[Records from a collection]
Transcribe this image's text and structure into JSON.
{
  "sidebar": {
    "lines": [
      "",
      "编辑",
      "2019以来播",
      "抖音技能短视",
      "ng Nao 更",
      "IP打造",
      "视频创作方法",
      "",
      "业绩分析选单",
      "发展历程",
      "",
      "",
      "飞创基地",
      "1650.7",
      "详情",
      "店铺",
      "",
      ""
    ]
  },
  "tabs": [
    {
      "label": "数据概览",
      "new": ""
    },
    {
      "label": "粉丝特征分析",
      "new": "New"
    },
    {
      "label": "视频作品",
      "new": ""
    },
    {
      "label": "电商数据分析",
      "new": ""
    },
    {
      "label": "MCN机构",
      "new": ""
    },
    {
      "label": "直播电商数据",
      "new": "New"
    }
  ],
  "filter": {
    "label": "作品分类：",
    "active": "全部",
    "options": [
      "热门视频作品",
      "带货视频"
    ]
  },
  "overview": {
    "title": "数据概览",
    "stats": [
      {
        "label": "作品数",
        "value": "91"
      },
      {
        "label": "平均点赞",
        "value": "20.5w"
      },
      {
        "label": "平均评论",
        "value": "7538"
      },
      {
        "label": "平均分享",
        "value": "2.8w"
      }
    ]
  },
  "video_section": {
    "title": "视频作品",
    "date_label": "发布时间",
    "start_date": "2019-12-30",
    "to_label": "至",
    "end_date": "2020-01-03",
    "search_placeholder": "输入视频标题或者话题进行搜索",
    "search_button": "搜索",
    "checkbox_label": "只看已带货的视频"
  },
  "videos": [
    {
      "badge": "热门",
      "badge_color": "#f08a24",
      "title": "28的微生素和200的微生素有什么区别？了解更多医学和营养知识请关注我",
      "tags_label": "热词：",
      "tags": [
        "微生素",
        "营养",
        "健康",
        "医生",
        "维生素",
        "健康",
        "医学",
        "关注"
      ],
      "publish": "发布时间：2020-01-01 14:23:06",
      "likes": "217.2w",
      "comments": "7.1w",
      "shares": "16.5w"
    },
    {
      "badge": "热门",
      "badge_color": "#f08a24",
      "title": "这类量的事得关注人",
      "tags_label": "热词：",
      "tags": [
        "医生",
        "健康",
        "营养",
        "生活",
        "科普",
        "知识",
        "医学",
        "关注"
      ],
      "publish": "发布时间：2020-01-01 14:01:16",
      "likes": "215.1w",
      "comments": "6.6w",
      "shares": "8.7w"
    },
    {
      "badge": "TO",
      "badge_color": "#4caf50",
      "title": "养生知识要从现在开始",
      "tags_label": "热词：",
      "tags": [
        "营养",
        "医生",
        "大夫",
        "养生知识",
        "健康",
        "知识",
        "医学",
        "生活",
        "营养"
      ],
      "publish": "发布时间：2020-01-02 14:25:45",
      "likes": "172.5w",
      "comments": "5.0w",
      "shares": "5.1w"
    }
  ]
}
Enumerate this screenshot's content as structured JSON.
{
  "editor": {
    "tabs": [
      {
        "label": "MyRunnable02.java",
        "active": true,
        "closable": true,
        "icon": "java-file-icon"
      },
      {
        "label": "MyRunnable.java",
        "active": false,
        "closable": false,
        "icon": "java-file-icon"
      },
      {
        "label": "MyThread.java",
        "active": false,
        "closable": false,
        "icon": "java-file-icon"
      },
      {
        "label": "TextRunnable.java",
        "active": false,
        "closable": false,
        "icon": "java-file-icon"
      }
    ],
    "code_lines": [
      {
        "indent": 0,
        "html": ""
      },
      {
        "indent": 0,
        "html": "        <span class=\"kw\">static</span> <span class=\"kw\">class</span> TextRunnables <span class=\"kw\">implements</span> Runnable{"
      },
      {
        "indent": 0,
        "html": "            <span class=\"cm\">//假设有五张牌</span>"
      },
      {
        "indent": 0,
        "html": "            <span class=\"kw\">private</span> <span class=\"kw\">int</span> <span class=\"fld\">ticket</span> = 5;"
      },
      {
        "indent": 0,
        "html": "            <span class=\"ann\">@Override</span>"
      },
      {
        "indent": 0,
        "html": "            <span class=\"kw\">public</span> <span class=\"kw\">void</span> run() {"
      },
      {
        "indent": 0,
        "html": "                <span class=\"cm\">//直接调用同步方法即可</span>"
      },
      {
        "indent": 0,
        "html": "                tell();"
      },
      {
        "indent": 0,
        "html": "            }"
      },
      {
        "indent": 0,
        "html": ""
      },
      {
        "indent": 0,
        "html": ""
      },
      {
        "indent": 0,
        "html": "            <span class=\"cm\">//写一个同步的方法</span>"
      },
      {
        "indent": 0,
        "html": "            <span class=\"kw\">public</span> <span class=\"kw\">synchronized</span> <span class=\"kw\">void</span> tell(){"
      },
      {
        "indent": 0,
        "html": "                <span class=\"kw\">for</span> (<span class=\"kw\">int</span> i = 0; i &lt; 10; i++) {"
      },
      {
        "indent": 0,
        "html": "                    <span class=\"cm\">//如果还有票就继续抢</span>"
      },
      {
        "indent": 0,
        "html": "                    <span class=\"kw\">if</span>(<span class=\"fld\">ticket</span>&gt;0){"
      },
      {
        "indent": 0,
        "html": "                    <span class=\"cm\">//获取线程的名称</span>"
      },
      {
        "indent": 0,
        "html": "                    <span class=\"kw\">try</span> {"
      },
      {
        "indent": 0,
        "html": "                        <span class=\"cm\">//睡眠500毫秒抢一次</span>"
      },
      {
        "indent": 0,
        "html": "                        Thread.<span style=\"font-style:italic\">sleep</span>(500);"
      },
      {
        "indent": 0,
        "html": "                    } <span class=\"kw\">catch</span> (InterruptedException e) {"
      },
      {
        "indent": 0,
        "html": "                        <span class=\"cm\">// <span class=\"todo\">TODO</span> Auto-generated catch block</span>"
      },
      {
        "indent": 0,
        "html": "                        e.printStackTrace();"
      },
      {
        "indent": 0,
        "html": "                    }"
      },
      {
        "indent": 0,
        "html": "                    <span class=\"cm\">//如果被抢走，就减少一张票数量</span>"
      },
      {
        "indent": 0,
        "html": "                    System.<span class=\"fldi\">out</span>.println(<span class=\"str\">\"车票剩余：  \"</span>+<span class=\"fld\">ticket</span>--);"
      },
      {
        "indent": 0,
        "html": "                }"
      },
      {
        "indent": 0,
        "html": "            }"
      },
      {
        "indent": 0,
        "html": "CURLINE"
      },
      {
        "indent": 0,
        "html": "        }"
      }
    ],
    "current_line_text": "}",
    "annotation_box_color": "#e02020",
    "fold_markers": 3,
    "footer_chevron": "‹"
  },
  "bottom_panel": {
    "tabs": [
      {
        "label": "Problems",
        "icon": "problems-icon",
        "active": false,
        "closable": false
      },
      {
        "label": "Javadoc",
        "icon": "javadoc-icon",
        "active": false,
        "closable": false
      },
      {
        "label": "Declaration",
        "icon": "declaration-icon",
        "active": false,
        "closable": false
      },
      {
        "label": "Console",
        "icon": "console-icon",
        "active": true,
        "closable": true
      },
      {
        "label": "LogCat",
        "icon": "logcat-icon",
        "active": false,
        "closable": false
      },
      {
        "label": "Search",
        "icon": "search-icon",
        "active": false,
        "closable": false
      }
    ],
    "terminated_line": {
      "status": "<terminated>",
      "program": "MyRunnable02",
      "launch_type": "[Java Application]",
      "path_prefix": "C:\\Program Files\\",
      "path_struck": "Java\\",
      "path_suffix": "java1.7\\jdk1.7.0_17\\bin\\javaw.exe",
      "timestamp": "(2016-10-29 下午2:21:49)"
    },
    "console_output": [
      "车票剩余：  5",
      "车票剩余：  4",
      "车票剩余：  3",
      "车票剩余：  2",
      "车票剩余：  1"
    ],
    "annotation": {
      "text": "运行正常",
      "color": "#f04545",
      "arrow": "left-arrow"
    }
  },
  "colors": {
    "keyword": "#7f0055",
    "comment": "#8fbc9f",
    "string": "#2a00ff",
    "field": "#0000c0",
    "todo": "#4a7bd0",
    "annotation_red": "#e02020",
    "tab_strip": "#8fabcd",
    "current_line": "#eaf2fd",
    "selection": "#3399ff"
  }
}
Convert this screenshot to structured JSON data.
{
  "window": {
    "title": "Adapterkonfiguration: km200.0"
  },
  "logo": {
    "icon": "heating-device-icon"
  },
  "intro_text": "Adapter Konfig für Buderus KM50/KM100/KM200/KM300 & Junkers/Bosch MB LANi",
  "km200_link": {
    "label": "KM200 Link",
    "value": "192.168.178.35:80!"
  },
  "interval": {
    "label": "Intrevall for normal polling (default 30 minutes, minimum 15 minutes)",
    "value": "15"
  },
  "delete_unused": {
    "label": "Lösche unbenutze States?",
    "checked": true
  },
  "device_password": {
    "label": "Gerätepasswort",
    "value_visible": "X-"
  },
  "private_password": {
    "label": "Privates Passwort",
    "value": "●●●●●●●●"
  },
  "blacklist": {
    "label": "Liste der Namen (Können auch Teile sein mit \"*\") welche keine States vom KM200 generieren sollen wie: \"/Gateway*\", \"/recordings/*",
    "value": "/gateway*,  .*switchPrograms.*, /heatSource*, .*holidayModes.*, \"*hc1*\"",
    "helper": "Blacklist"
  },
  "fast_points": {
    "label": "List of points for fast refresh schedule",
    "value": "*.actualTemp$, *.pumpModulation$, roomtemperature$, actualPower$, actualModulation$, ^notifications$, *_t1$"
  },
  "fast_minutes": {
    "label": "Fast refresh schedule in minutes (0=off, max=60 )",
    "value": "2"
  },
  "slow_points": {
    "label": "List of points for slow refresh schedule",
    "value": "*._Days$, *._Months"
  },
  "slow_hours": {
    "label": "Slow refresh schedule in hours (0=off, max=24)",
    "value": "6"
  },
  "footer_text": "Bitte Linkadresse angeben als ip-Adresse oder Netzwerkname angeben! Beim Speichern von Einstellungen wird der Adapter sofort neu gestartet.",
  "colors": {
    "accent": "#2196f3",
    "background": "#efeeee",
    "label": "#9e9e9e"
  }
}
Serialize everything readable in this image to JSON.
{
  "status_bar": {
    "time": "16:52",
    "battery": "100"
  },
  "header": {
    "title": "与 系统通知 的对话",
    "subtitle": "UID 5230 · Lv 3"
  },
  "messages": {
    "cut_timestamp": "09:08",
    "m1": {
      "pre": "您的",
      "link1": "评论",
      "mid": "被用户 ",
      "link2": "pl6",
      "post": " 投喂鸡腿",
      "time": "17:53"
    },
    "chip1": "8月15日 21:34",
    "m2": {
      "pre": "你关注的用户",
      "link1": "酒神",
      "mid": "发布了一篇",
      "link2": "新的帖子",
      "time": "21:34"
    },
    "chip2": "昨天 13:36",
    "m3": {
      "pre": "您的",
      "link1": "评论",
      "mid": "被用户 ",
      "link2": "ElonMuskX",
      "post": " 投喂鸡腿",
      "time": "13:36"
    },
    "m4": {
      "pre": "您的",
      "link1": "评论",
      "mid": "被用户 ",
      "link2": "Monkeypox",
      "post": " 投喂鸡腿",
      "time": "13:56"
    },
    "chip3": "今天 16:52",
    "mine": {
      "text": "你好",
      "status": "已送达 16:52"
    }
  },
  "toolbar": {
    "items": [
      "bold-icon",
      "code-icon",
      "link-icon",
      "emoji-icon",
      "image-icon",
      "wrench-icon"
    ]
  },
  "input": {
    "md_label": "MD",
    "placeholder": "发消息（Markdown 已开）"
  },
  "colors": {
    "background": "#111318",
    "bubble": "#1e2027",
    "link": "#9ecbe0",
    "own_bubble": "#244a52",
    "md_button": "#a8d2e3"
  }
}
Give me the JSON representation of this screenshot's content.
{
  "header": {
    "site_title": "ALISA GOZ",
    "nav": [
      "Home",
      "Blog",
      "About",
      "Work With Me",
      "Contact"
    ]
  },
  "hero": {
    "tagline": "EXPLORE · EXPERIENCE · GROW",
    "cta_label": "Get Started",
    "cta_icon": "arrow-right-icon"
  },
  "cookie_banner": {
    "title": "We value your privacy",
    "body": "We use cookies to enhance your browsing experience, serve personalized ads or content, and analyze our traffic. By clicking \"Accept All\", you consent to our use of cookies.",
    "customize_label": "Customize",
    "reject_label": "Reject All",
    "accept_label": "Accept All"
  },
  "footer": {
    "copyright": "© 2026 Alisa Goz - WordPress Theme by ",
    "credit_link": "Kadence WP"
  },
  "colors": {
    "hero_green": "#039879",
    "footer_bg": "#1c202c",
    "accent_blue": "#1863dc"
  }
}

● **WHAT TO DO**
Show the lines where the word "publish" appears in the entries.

● **THE ANSWER**
      "publish": "发布时间：2020-01-01 14:23:06",
      "publish": "发布时间：2020-01-01 14:01:16",
      "publish": "发布时间：2020-01-02 14:25:45",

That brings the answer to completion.